**Problem statement:**
Write down the whole listing below again without changing a word.

**Provided data:**
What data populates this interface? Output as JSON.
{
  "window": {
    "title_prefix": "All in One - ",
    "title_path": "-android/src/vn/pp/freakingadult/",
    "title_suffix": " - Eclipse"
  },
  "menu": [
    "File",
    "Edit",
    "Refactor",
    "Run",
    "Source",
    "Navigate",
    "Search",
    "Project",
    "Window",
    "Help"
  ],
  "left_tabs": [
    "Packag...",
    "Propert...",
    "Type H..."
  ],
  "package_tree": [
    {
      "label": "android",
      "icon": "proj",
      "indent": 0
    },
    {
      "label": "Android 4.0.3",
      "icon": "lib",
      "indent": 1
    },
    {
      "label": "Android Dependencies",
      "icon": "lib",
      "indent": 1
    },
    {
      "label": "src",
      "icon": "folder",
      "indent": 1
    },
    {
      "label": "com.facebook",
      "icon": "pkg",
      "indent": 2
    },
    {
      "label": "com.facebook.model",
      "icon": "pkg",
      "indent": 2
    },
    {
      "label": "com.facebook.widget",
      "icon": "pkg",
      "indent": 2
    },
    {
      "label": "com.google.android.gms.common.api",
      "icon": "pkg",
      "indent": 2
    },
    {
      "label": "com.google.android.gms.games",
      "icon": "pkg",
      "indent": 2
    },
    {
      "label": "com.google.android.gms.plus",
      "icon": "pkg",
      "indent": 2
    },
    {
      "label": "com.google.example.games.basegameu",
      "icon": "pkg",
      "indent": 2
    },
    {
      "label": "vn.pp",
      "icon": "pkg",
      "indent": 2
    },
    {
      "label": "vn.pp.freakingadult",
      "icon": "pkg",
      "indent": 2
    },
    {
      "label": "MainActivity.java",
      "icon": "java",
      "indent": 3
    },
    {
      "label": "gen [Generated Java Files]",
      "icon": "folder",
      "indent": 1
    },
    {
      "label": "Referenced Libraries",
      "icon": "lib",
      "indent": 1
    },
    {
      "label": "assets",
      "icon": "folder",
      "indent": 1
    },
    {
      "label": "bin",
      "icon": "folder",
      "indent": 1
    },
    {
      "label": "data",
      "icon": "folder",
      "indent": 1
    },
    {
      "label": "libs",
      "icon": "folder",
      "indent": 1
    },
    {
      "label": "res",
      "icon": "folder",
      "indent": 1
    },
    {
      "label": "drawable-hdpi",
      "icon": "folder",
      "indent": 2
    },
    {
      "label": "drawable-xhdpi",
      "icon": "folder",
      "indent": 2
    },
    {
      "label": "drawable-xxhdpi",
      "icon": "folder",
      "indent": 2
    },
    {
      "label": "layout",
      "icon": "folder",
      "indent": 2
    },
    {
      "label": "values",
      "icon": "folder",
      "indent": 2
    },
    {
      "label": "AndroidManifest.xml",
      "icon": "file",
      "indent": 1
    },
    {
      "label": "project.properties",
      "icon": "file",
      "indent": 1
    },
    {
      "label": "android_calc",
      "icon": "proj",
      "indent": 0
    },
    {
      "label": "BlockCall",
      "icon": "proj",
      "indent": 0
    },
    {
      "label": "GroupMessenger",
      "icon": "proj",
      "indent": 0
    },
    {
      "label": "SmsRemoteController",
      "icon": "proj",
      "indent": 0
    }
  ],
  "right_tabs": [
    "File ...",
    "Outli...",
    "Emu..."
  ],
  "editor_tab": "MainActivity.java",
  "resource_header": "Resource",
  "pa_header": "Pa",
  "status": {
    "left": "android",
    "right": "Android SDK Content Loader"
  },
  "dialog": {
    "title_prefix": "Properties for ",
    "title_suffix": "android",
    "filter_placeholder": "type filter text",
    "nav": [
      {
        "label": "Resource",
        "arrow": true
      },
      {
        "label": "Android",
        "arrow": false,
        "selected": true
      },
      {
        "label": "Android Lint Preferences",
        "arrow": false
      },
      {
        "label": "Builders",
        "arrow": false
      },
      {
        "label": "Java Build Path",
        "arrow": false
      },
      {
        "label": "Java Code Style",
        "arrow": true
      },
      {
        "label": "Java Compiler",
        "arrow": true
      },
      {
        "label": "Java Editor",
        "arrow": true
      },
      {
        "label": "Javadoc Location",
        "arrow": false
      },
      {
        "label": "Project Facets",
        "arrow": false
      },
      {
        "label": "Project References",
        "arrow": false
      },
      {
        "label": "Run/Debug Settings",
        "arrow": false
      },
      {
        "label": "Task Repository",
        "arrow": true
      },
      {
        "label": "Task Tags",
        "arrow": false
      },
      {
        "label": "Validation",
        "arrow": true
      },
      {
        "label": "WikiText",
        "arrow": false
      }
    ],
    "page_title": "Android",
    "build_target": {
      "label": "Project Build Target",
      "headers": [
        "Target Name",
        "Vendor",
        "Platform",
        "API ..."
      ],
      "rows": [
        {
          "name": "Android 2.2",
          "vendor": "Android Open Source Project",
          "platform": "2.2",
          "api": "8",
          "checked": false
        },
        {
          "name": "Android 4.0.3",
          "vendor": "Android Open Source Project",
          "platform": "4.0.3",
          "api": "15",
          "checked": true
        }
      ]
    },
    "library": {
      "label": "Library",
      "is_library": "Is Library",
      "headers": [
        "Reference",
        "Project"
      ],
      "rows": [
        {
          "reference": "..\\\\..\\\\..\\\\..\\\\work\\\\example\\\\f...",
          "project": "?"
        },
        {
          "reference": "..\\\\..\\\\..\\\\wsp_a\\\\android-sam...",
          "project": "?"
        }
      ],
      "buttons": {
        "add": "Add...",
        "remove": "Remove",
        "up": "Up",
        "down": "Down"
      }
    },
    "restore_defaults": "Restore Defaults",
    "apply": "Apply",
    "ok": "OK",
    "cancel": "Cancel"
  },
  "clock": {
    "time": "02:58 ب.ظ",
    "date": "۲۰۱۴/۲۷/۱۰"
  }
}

**Answer to this task:**
What data populates this interface? Output as JSON.
{
  "window": {
    "title_prefix": "All in One - ",
    "title_path": "-android/src/vn/pp/freakingadult/",
    "title_suffix": " - Eclipse"
  },
  "menu": [
    "File",
    "Edit",
    "Refactor",
    "Run",
    "Source",
    "Navigate",
    "Search",
    "Project",
    "Window",
    "Help"
  ],
  "left_tabs": [
    "Packag...",
    "Propert...",
    "Type H..."
  ],
  "package_tree": [
    {
      "label": "android",
      "icon": "proj",
      "indent": 0
    },
    {
      "label": "Android 4.0.3",
      "icon": "lib",
      "indent": 1
    },
    {
      "label": "Android Dependencies",
      "icon": "lib",
      "indent": 1
    },
    {
      "label": "src",
      "icon": "folder",
      "indent": 1
    },
    {
      "label": "com.facebook",
      "icon": "pkg",
      "indent": 2
    },
    {
      "label": "com.facebook.model",
      "icon": "pkg",
      "indent": 2
    },
    {
      "label": "com.facebook.widget",
      "icon": "pkg",
      "indent": 2
    },
    {
      "label": "com.google.android.gms.common.api",
      "icon": "pkg",
      "indent": 2
    },
    {
      "label": "com.google.android.gms.games",
      "icon": "pkg",
      "indent": 2
    },
    {
      "label": "com.google.android.gms.plus",
      "icon": "pkg",
      "indent": 2
    },
    {
      "label": "com.google.example.games.basegameu",
      "icon": "pkg",
      "indent": 2
    },
    {
      "label": "vn.pp",
      "icon": "pkg",
      "indent": 2
    },
    {
      "label": "vn.pp.freakingadult",
      "icon": "pkg",
      "indent": 2
    },
    {
      "label": "MainActivity.java",
      "icon": "java",
      "indent": 3
    },
    {
      "label": "gen [Generated Java Files]",
      "icon": "folder",
      "indent": 1
    },
    {
      "label": "Referenced Libraries",
      "icon": "lib",
      "indent": 1
    },
    {
      "label": "assets",
      "icon": "folder",
      "indent": 1
    },
    {
      "label": "bin",
      "icon": "folder",
      "indent": 1
    },
    {
      "label": "data",
      "icon": "folder",
      "indent": 1
    },
    {
      "label": "libs",
      "icon": "folder",
      "indent": 1
    },
    {
      "label": "res",
      "icon": "folder",
      "indent": 1
    },
    {
      "label": "drawable-hdpi",
      "icon": "folder",
      "indent": 2
    },
    {
      "label": "drawable-xhdpi",
      "icon": "folder",
      "indent": 2
    },
    {
      "label": "drawable-xxhdpi",
      "icon": "folder",
      "indent": 2
    },
    {
      "label": "layout",
      "icon": "folder",
      "indent": 2
    },
    {
      "label": "values",
      "icon": "folder",
      "indent": 2
    },
    {
      "label": "AndroidManifest.xml",
      "icon": "file",
      "indent": 1
    },
    {
      "label": "project.properties",
      "icon": "file",
      "indent": 1
    },
    {
      "label": "android_calc",
      "icon": "proj",
      "indent": 0
    },
    {
      "label": "BlockCall",
      "icon": "proj",
      "indent": 0
    },
    {
      "label": "GroupMessenger",
      "icon": "proj",
      "indent": 0
    },
    {
      "label": "SmsRemoteController",
      "icon": "proj",
      "indent": 0
    }
  ],
  "right_tabs": [
    "File ...",
    "Outli...",
    "Emu..."
  ],
  "editor_tab": "MainActivity.java",
  "resource_header": "Resource",
  "pa_header": "Pa",
  "status": {
    "left": "android",
    "right": "Android SDK Content Loader"
  },
  "dialog": {
    "title_prefix": "Properties for ",
    "title_suffix": "android",
    "filter_placeholder": "type filter text",
    "nav": [
      {
        "label": "Resource",
        "arrow": true
      },
      {
        "label": "Android",
        "arrow": false,
        "selected": true
      },
      {
        "label": "Android Lint Preferences",
        "arrow": false
      },
      {
        "label": "Builders",
        "arrow": false
      },
      {
        "label": "Java Build Path",
        "arrow": false
      },
      {
        "label": "Java Code Style",
        "arrow": true
      },
      {
        "label": "Java Compiler",
        "arrow": true
      },
      {
        "label": "Java Editor",
        "arrow": true
      },
      {
        "label": "Javadoc Location",
        "arrow": false
      },
      {
        "label": "Project Facets",
        "arrow": false
      },
      {
        "label": "Project References",
        "arrow": false
      },
      {
        "label": "Run/Debug Settings",
        "arrow": false
      },
      {
        "label": "Task Repository",
        "arrow": true
      },
      {
        "label": "Task Tags",
        "arrow": false
      },
      {
        "label": "Validation",
        "arrow": true
      },
      {
        "label": "WikiText",
        "arrow": false
      }
    ],
    "page_title": "Android",
    "build_target": {
      "label": "Project Build Target",
      "headers": [
        "Target Name",
        "Vendor",
        "Platform",
        "API ..."
      ],
      "rows": [
        {
          "name": "Android 2.2",
          "vendor": "Android Open Source Project",
          "platform": "2.2",
          "api": "8",
          "checked": false
        },
        {
          "name": "Android 4.0.3",
          "vendor": "Android Open Source Project",
          "platform": "4.0.3",
          "api": "15",
          "checked": true
        }
      ]
    },
    "library": {
      "label": "Library",
      "is_library": "Is Library",
      "headers": [
        "Reference",
        "Project"
      ],
      "rows": [
        {
          "reference": "..\\\\..\\\\..\\\\..\\\\work\\\\example\\\\f...",
          "project": "?"
        },
        {
          "reference": "..\\\\..\\\\..\\\\wsp_a\\\\android-sam...",
          "project": "?"
        }
      ],
      "buttons": {
        "add": "Add...",
        "remove": "Remove",
        "up": "Up",
        "down": "Down"
      }
    },
    "restore_defaults": "Restore Defaults",
    "apply": "Apply",
    "ok": "OK",
    "cancel": "Cancel"
  },
  "clock": {
    "time": "02:58 ب.ظ",
    "date": "۲۰۱۴/۲۷/۱۰"
  }
}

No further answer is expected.